#### [TASK BRIEF]
Work through the records that follow and return each line containing the word "comment".
......
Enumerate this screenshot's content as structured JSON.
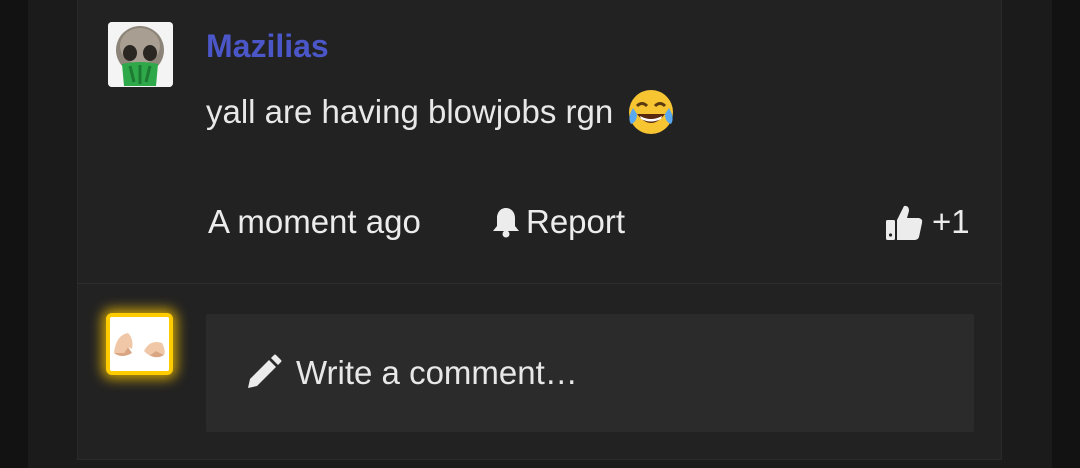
{
  "comment": {
    "author": "Mazilias",
    "text": "yall are having blowjobs rgn",
    "emoji_icon": "face-with-tears-of-joy-icon",
    "timestamp": "A moment ago",
    "report_label": "Report",
    "like_count": "+1",
    "author_name_color": "#4b57c9"
  },
  "composer": {
    "placeholder": "Write a comment…",
    "avatar_highlight_color": "#ffcc00"
  }
}
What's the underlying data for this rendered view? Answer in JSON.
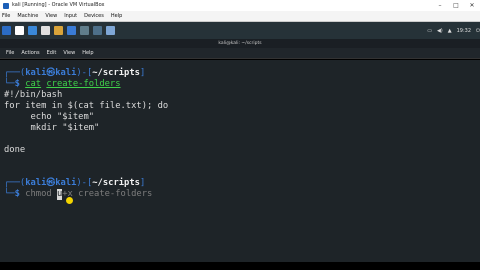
{
  "vbox": {
    "title": "kali [Running] - Oracle VM VirtualBox",
    "menu": [
      "File",
      "Machine",
      "View",
      "Input",
      "Devices",
      "Help"
    ]
  },
  "panel": {
    "time": "19:32",
    "icon_colors": [
      "#2b6cc4",
      "#ffffff",
      "#3a88d8",
      "#e0e0e0",
      "#d9a43a",
      "#3a7bd5",
      "#607d8b",
      "#4d6f89",
      "#7fa7d6"
    ]
  },
  "terminal": {
    "title": "kali@kali: ~/scripts",
    "menu": [
      "File",
      "Actions",
      "Edit",
      "View",
      "Help"
    ],
    "prompt": {
      "user": "kali",
      "at": "㉿",
      "host": "kali",
      "dir": "~/scripts",
      "dollar": "$"
    },
    "cmd1": "cat",
    "cmd1_arg": "create-folders",
    "script_lines": [
      "#!/bin/bash",
      "for item in $(cat file.txt); do",
      "     echo \"$item\"",
      "     mkdir \"$item\""
    ],
    "done": "done",
    "cmd2": "chmod",
    "cmd2_cursor": "u",
    "cmd2_rest": "+x create-folders"
  }
}
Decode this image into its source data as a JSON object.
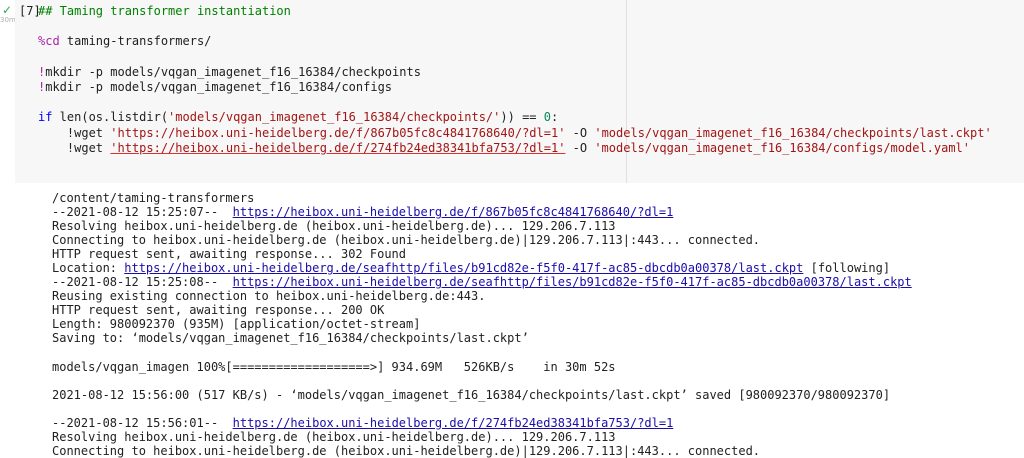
{
  "cell": {
    "status_glyph": "✓",
    "duration": "30m",
    "exec_count": "[7]"
  },
  "code": {
    "comment": "## Taming transformer instantiation",
    "cd_magic": "%cd",
    "cd_arg": " taming-transformers/",
    "mkdir1_bang": "!",
    "mkdir1_cmd": "mkdir -p models/vqgan_imagenet_f16_16384/checkpoints",
    "mkdir2_bang": "!",
    "mkdir2_cmd": "mkdir -p models/vqgan_imagenet_f16_16384/configs",
    "if_kw": "if",
    "if_fn": " len(os.listdir(",
    "if_str": "'models/vqgan_imagenet_f16_16384/checkpoints/'",
    "if_close": ")) == ",
    "if_num": "0",
    "if_colon": ":",
    "indent": "    ",
    "wget_cmd": "!wget ",
    "wget1_q1": "'",
    "wget1_url": "https://heibox.uni-heidelberg.de/f/867b05fc8c4841768640/?dl=1",
    "wget1_q2": "'",
    "wget1_flag": " -O ",
    "wget1_dest": "'models/vqgan_imagenet_f16_16384/checkpoints/last.ckpt'",
    "wget2_url": "'https://heibox.uni-heidelberg.de/f/274fb24ed38341bfa753/?dl=1'",
    "wget2_flag": " -O ",
    "wget2_dest": "'models/vqgan_imagenet_f16_16384/configs/model.yaml'"
  },
  "output": {
    "cwd": "/content/taming-transformers",
    "t1_prefix": "--2021-08-12 15:25:07--  ",
    "t1_url": "https://heibox.uni-heidelberg.de/f/867b05fc8c4841768640/?dl=1",
    "resolving1": "Resolving heibox.uni-heidelberg.de (heibox.uni-heidelberg.de)... 129.206.7.113",
    "connecting1": "Connecting to heibox.uni-heidelberg.de (heibox.uni-heidelberg.de)|129.206.7.113|:443... connected.",
    "http302": "HTTP request sent, awaiting response... 302 Found",
    "location_prefix": "Location: ",
    "location_url": "https://heibox.uni-heidelberg.de/seafhttp/files/b91cd82e-f5f0-417f-ac85-dbcdb0a00378/last.ckpt",
    "location_suffix": " [following]",
    "t2_prefix": "--2021-08-12 15:25:08--  ",
    "t2_url": "https://heibox.uni-heidelberg.de/seafhttp/files/b91cd82e-f5f0-417f-ac85-dbcdb0a00378/last.ckpt",
    "reusing": "Reusing existing connection to heibox.uni-heidelberg.de:443.",
    "http200": "HTTP request sent, awaiting response... 200 OK",
    "length": "Length: 980092370 (935M) [application/octet-stream]",
    "saving": "Saving to: ‘models/vqgan_imagenet_f16_16384/checkpoints/last.ckpt’",
    "progress": "models/vqgan_imagen 100%[===================>] 934.69M   526KB/s    in 30m 52s",
    "saved": "2021-08-12 15:56:00 (517 KB/s) - ‘models/vqgan_imagenet_f16_16384/checkpoints/last.ckpt’ saved [980092370/980092370]",
    "t3_prefix": "--2021-08-12 15:56:01--  ",
    "t3_url": "https://heibox.uni-heidelberg.de/f/274fb24ed38341bfa753/?dl=1",
    "resolving2": "Resolving heibox.uni-heidelberg.de (heibox.uni-heidelberg.de)... 129.206.7.113",
    "connecting2": "Connecting to heibox.uni-heidelberg.de (heibox.uni-heidelberg.de)|129.206.7.113|:443... connected."
  }
}
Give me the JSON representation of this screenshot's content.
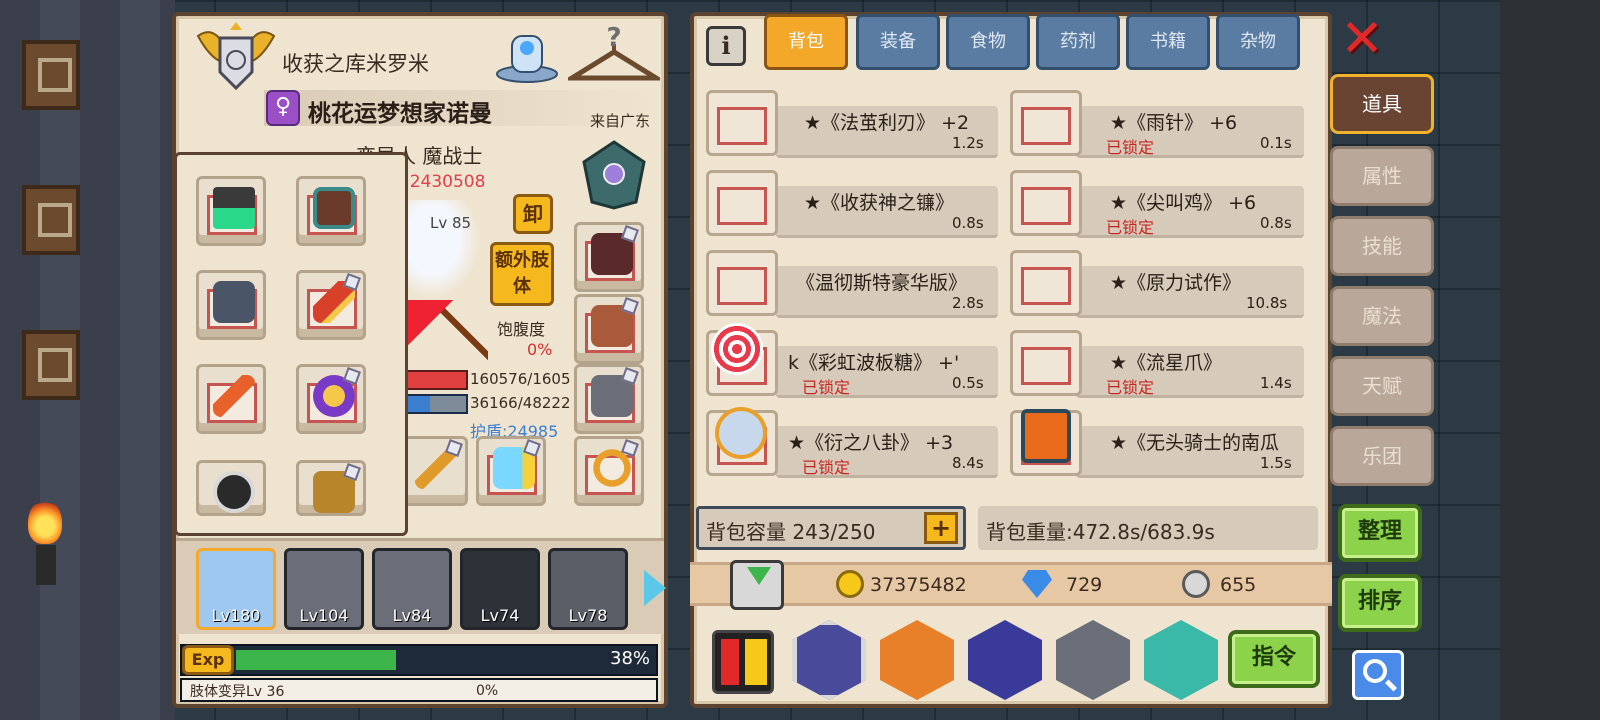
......
#### [SOLUTION FOR THIS EXERCISE]
  "comment": {
    "placeholder": "Write a comment…",
    "comment": "## Taming transformer instantiation",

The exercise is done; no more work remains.